Every professional tennis player knows that in reality the serious pre-match work starts way before the crowd begins cheering. Could your body and game benefit from doing the same?
In the world of tennis, successful games and staying injury-free are as much about preparation as they are about play. The sport requires instant reactions, constant direction changes, speed and power so being mentally and physically on-point is crucial. Going into a match cold can leave us open to attack and liable to pick-up injuries, so warm-ups are time well spent.
If you ever played with plasticine as a child you may remember how hard it was to mould when cold. The muscles and tendons are similar. Stretching them too far, too fast can lead to strains, pulls, tears and the dreaded tennis elbow. To minimise the chance of injury and time off court or time off work, try following these warm-up ideas to get your body ready.
First of all, gradually get your heart rate up by jogging around the court a few times. If you switch-up to skipping after a few circuits, this will help your body prepare for the ‘bounce’ action in the game.

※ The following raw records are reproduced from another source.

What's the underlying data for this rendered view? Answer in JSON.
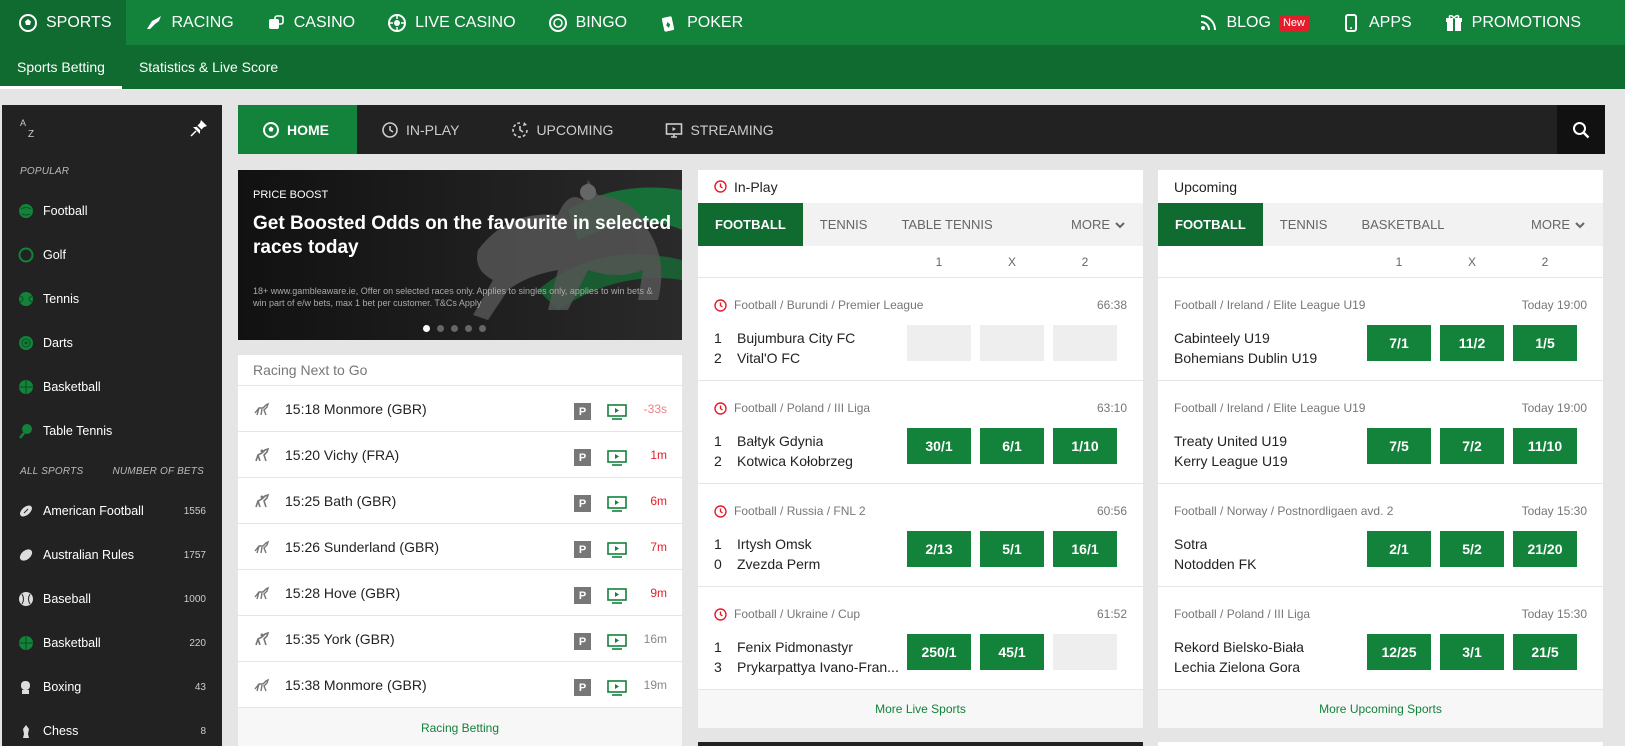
{
  "top_nav": {
    "left": [
      {
        "label": "SPORTS",
        "icon": "soccer-ball-icon"
      },
      {
        "label": "RACING",
        "icon": "horse-icon"
      },
      {
        "label": "CASINO",
        "icon": "dice-icon"
      },
      {
        "label": "LIVE CASINO",
        "icon": "roulette-icon"
      },
      {
        "label": "BINGO",
        "icon": "bingo-ball-icon"
      },
      {
        "label": "POKER",
        "icon": "cards-icon"
      }
    ],
    "right": [
      {
        "label": "BLOG",
        "icon": "rss-icon",
        "badge": "New"
      },
      {
        "label": "APPS",
        "icon": "phone-icon"
      },
      {
        "label": "PROMOTIONS",
        "icon": "gift-icon"
      }
    ]
  },
  "sub_nav": [
    "Sports Betting",
    "Statistics & Live Score"
  ],
  "sidebar": {
    "popular_label": "POPULAR",
    "popular": [
      {
        "label": "Football",
        "icon": "football-icon"
      },
      {
        "label": "Golf",
        "icon": "golf-icon"
      },
      {
        "label": "Tennis",
        "icon": "tennis-icon"
      },
      {
        "label": "Darts",
        "icon": "darts-icon"
      },
      {
        "label": "Basketball",
        "icon": "basketball-icon"
      },
      {
        "label": "Table Tennis",
        "icon": "table-tennis-icon"
      }
    ],
    "all_label": "ALL SPORTS",
    "count_label": "NUMBER OF BETS",
    "all": [
      {
        "label": "American Football",
        "count": "1556",
        "icon": "american-football-icon"
      },
      {
        "label": "Australian Rules",
        "count": "1757",
        "icon": "australian-rules-icon"
      },
      {
        "label": "Baseball",
        "count": "1000",
        "icon": "baseball-icon"
      },
      {
        "label": "Basketball",
        "count": "220",
        "icon": "basketball-icon"
      },
      {
        "label": "Boxing",
        "count": "43",
        "icon": "boxing-icon"
      },
      {
        "label": "Chess",
        "count": "8",
        "icon": "chess-icon"
      }
    ]
  },
  "tabs": [
    {
      "label": "HOME",
      "icon": "home-icon"
    },
    {
      "label": "IN-PLAY",
      "icon": "clock-icon"
    },
    {
      "label": "UPCOMING",
      "icon": "upcoming-icon"
    },
    {
      "label": "STREAMING",
      "icon": "monitor-icon"
    }
  ],
  "promo": {
    "label": "PRICE BOOST",
    "title": "Get Boosted Odds on the favourite in selected races today",
    "terms": "18+ www.gambleaware.ie, Offer on selected races only. Applies to singles only, applies to win bets & win part of e/w bets, max 1 bet per customer. T&Cs Apply",
    "slides": 5,
    "active_slide": 1
  },
  "racing": {
    "title": "Racing Next to Go",
    "races": [
      {
        "name": "15:18 Monmore (GBR)",
        "time": "-33s",
        "type": "greyhound"
      },
      {
        "name": "15:20 Vichy (FRA)",
        "time": "1m",
        "type": "horse"
      },
      {
        "name": "15:25 Bath (GBR)",
        "time": "6m",
        "type": "horse"
      },
      {
        "name": "15:26 Sunderland (GBR)",
        "time": "7m",
        "type": "greyhound"
      },
      {
        "name": "15:28 Hove (GBR)",
        "time": "9m",
        "type": "greyhound"
      },
      {
        "name": "15:35 York (GBR)",
        "time": "16m",
        "type": "horse"
      },
      {
        "name": "15:38 Monmore (GBR)",
        "time": "19m",
        "type": "greyhound"
      }
    ],
    "p_label": "P",
    "footer": "Racing Betting"
  },
  "inplay": {
    "title": "In-Play",
    "tabs": [
      "FOOTBALL",
      "TENNIS",
      "TABLE TENNIS"
    ],
    "more": "MORE",
    "cols": [
      "1",
      "X",
      "2"
    ],
    "matches": [
      {
        "league": "Football / Burundi / Premier League",
        "time": "66:38",
        "s1": "1",
        "t1": "Bujumbura City FC",
        "s2": "2",
        "t2": "Vital'O FC",
        "odds": [
          "",
          "",
          ""
        ]
      },
      {
        "league": "Football / Poland / III Liga",
        "time": "63:10",
        "s1": "1",
        "t1": "Bałtyk Gdynia",
        "s2": "2",
        "t2": "Kotwica Kołobrzeg",
        "odds": [
          "30/1",
          "6/1",
          "1/10"
        ]
      },
      {
        "league": "Football / Russia / FNL 2",
        "time": "60:56",
        "s1": "1",
        "t1": "Irtysh Omsk",
        "s2": "0",
        "t2": "Zvezda Perm",
        "odds": [
          "2/13",
          "5/1",
          "16/1"
        ]
      },
      {
        "league": "Football / Ukraine / Cup",
        "time": "61:52",
        "s1": "1",
        "t1": "Fenix Pidmonastyr",
        "s2": "3",
        "t2": "Prykarpattya Ivano-Fran...",
        "odds": [
          "250/1",
          "45/1",
          ""
        ]
      }
    ],
    "footer": "More Live Sports"
  },
  "upcoming": {
    "title": "Upcoming",
    "tabs": [
      "FOOTBALL",
      "TENNIS",
      "BASKETBALL"
    ],
    "more": "MORE",
    "cols": [
      "1",
      "X",
      "2"
    ],
    "matches": [
      {
        "league": "Football / Ireland / Elite League U19",
        "time": "Today 19:00",
        "t1": "Cabinteely U19",
        "t2": "Bohemians Dublin U19",
        "odds": [
          "7/1",
          "11/2",
          "1/5"
        ]
      },
      {
        "league": "Football / Ireland / Elite League U19",
        "time": "Today 19:00",
        "t1": "Treaty United U19",
        "t2": "Kerry League U19",
        "odds": [
          "7/5",
          "7/2",
          "11/10"
        ]
      },
      {
        "league": "Football / Norway / Postnordligaen avd. 2",
        "time": "Today 15:30",
        "t1": "Sotra",
        "t2": "Notodden FK",
        "odds": [
          "2/1",
          "5/2",
          "21/20"
        ]
      },
      {
        "league": "Football / Poland / III Liga",
        "time": "Today 15:30",
        "t1": "Rekord Bielsko-Biała",
        "t2": "Lechia Zielona Gora",
        "odds": [
          "12/25",
          "3/1",
          "21/5"
        ]
      }
    ],
    "footer": "More Upcoming Sports"
  },
  "colors": {
    "primary": "#13823b",
    "dark_green": "#0f6b30",
    "sidebar": "#222222",
    "live_red": "#e31d2b"
  }
}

When your heart is beating faster and you begin to sweat, move on to some dynamic stretching. At this point in the preparation, your muscles won’t be fully up-to-speed so avoid static stretches. Movements that mimic tennis actions are particularly beneficial so try out some arm swings, high steps, lunges, ground reaches and squats. These will all loosen your muscles and get your fast-twitch fibres active.

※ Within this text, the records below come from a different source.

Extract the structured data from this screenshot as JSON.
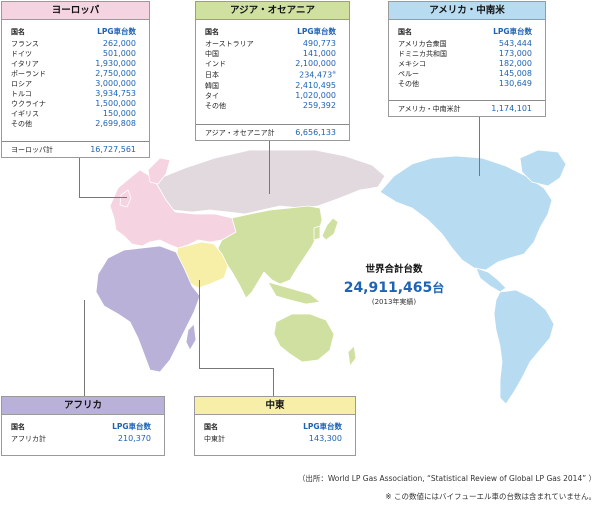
{
  "colors": {
    "europe": "#f6d3e1",
    "asia_oceania": "#cfe0a0",
    "americas": "#b7dcf2",
    "africa": "#b9b1d8",
    "middle_east": "#f7efa8",
    "russia_gray": "#e2d9df",
    "value_blue": "#1f63b4"
  },
  "column_header": {
    "country": "国名",
    "value": "LPG車台数"
  },
  "europe": {
    "title": "ヨーロッパ",
    "rows": [
      {
        "name": "フランス",
        "value": "262,000"
      },
      {
        "name": "ドイツ",
        "value": "501,000"
      },
      {
        "name": "イタリア",
        "value": "1,930,000"
      },
      {
        "name": "ポーランド",
        "value": "2,750,000"
      },
      {
        "name": "ロシア",
        "value": "3,000,000"
      },
      {
        "name": "トルコ",
        "value": "3,934,753"
      },
      {
        "name": "ウクライナ",
        "value": "1,500,000"
      },
      {
        "name": "イギリス",
        "value": "150,000"
      },
      {
        "name": "その他",
        "value": "2,699,808"
      }
    ],
    "total_label": "ヨーロッパ計",
    "total_value": "16,727,561"
  },
  "asia": {
    "title": "アジア・オセアニア",
    "rows": [
      {
        "name": "オーストラリア",
        "value": "490,773"
      },
      {
        "name": "中国",
        "value": "141,000"
      },
      {
        "name": "インド",
        "value": "2,100,000"
      },
      {
        "name": "日本",
        "value": "234,473",
        "note": "※"
      },
      {
        "name": "韓国",
        "value": "2,410,495"
      },
      {
        "name": "タイ",
        "value": "1,020,000"
      },
      {
        "name": "その他",
        "value": "259,392"
      }
    ],
    "total_label": "アジア・オセアニア計",
    "total_value": "6,656,133"
  },
  "americas": {
    "title": "アメリカ・中南米",
    "rows": [
      {
        "name": "アメリカ合衆国",
        "value": "543,444"
      },
      {
        "name": "ドミニカ共和国",
        "value": "173,000"
      },
      {
        "name": "メキシコ",
        "value": "182,000"
      },
      {
        "name": "ペルー",
        "value": "145,008"
      },
      {
        "name": "その他",
        "value": "130,649"
      },
      {
        "name": "アメリカ・中南米計",
        "value": "1,174,101"
      }
    ]
  },
  "africa": {
    "title": "アフリカ",
    "total_label": "アフリカ計",
    "total_value": "210,370"
  },
  "middle_east": {
    "title": "中東",
    "total_label": "中東計",
    "total_value": "143,300"
  },
  "world": {
    "label": "世界合計台数",
    "value": "24,911,465",
    "unit": "台",
    "year_note": "(2013年実績)"
  },
  "footer": {
    "source": "（出所：World LP Gas Association, “Statistical Review of Global LP Gas 2014” ）",
    "note": "※ この数値にはバイフューエル車の台数は含まれていません。"
  }
}
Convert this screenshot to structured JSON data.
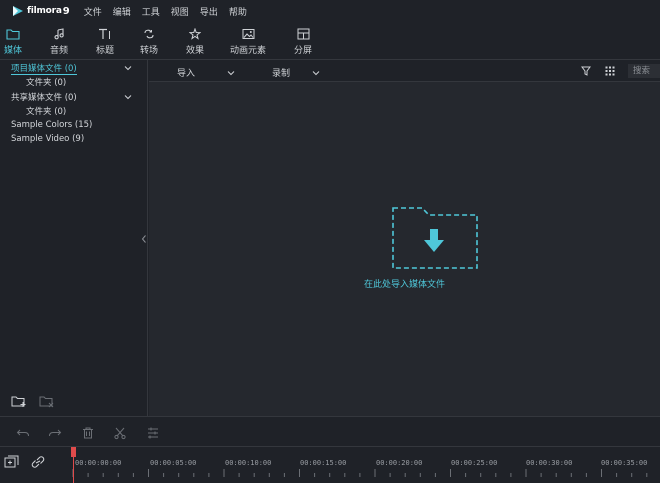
{
  "app": {
    "logo_name": "filmora",
    "logo_version": "9"
  },
  "menu": [
    "文件",
    "编辑",
    "工具",
    "视图",
    "导出",
    "帮助"
  ],
  "toolbar": {
    "tabs": [
      {
        "label": "媒体",
        "icon": "folder-icon",
        "active": true
      },
      {
        "label": "音频",
        "icon": "music-note-icon",
        "active": false
      },
      {
        "label": "标题",
        "icon": "text-title-icon",
        "active": false
      },
      {
        "label": "转场",
        "icon": "transition-icon",
        "active": false
      },
      {
        "label": "效果",
        "icon": "effects-icon",
        "active": false
      },
      {
        "label": "动画元素",
        "icon": "image-elements-icon",
        "active": false
      },
      {
        "label": "分屏",
        "icon": "split-screen-icon",
        "active": false
      }
    ]
  },
  "library": {
    "items": [
      {
        "label": "项目媒体文件 (0)",
        "selected": true
      },
      {
        "label": "文件夹 (0)",
        "selected": false
      },
      {
        "label": "共享媒体文件 (0)",
        "selected": false
      },
      {
        "label": "文件夹 (0)",
        "selected": false
      },
      {
        "label": "Sample Colors (15)",
        "selected": false
      },
      {
        "label": "Sample Video (9)",
        "selected": false
      }
    ]
  },
  "media_toolbar": {
    "import_label": "导入",
    "record_label": "录制",
    "search_placeholder": "搜索"
  },
  "drop_zone": {
    "text": "在此处导入媒体文件"
  },
  "timeline": {
    "timecodes": [
      "00:00:00:00",
      "00:00:05:00",
      "00:00:10:00",
      "00:00:15:00",
      "00:00:20:00",
      "00:00:25:00",
      "00:00:30:00",
      "00:00:35:00"
    ]
  },
  "colors": {
    "accent": "#4fc7d9",
    "background": "#1f2228",
    "panel": "#25282e",
    "playhead": "#e04b4b"
  }
}
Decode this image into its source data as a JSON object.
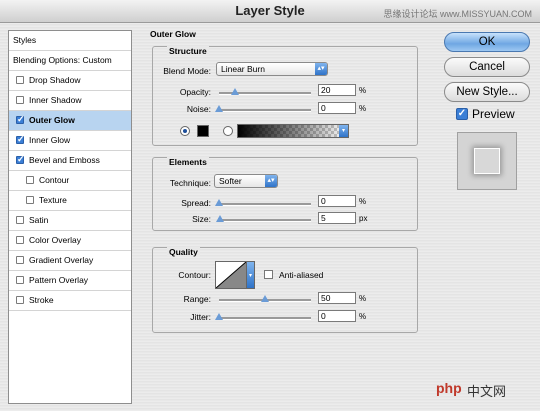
{
  "window": {
    "title": "Layer Style",
    "watermark": "思缘设计论坛 www.MISSYUAN.COM"
  },
  "styles_list": {
    "header": "Styles",
    "blending": "Blending Options: Custom",
    "items": [
      {
        "label": "Drop Shadow",
        "checked": false,
        "sub": false,
        "selected": false
      },
      {
        "label": "Inner Shadow",
        "checked": false,
        "sub": false,
        "selected": false
      },
      {
        "label": "Outer Glow",
        "checked": true,
        "sub": false,
        "selected": true
      },
      {
        "label": "Inner Glow",
        "checked": true,
        "sub": false,
        "selected": false
      },
      {
        "label": "Bevel and Emboss",
        "checked": true,
        "sub": false,
        "selected": false
      },
      {
        "label": "Contour",
        "checked": false,
        "sub": true,
        "selected": false
      },
      {
        "label": "Texture",
        "checked": false,
        "sub": true,
        "selected": false
      },
      {
        "label": "Satin",
        "checked": false,
        "sub": false,
        "selected": false
      },
      {
        "label": "Color Overlay",
        "checked": false,
        "sub": false,
        "selected": false
      },
      {
        "label": "Gradient Overlay",
        "checked": false,
        "sub": false,
        "selected": false
      },
      {
        "label": "Pattern Overlay",
        "checked": false,
        "sub": false,
        "selected": false
      },
      {
        "label": "Stroke",
        "checked": false,
        "sub": false,
        "selected": false
      }
    ]
  },
  "panel": {
    "title": "Outer Glow",
    "structure": {
      "title": "Structure",
      "blend_mode_label": "Blend Mode:",
      "blend_mode": "Linear Burn",
      "opacity_label": "Opacity:",
      "opacity": "20",
      "opacity_unit": "%",
      "noise_label": "Noise:",
      "noise": "0",
      "noise_unit": "%"
    },
    "elements": {
      "title": "Elements",
      "technique_label": "Technique:",
      "technique": "Softer",
      "spread_label": "Spread:",
      "spread": "0",
      "spread_unit": "%",
      "size_label": "Size:",
      "size": "5",
      "size_unit": "px"
    },
    "quality": {
      "title": "Quality",
      "contour_label": "Contour:",
      "anti_aliased_label": "Anti-aliased",
      "range_label": "Range:",
      "range": "50",
      "range_unit": "%",
      "jitter_label": "Jitter:",
      "jitter": "0",
      "jitter_unit": "%"
    }
  },
  "buttons": {
    "ok": "OK",
    "cancel": "Cancel",
    "new_style": "New Style...",
    "preview": "Preview"
  }
}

Finally put in a few practise hits, hitting through the ball and exaggerating your movements. It is always best to leave any practice serves until last as they put the most strain on your body.
Sadly, even with the most careful of warm-ups injuries can still occur. Slipping, twisting awkwardly and falling can all leave us in trouble as can repeated overuse of a muscle or joint. If it can happen to Andy Murray in a grand slam, it can happen to any of us after all.
The double downside to sports injuries is that they can leave us not only in pain, but out of pocket as well. Time off of work and physio or chiropractor appointments can soon add up financially so it is important to ensure you have good sports injury insurance just in case the worst happens.
We offer the best injury cover at the best price for financial peace of mind – think of it as another essential type of preparation. Contact us for a quote or to talk through the right policy for you. Make sure it’s only your muscles, not your budget you’ll need to stretch.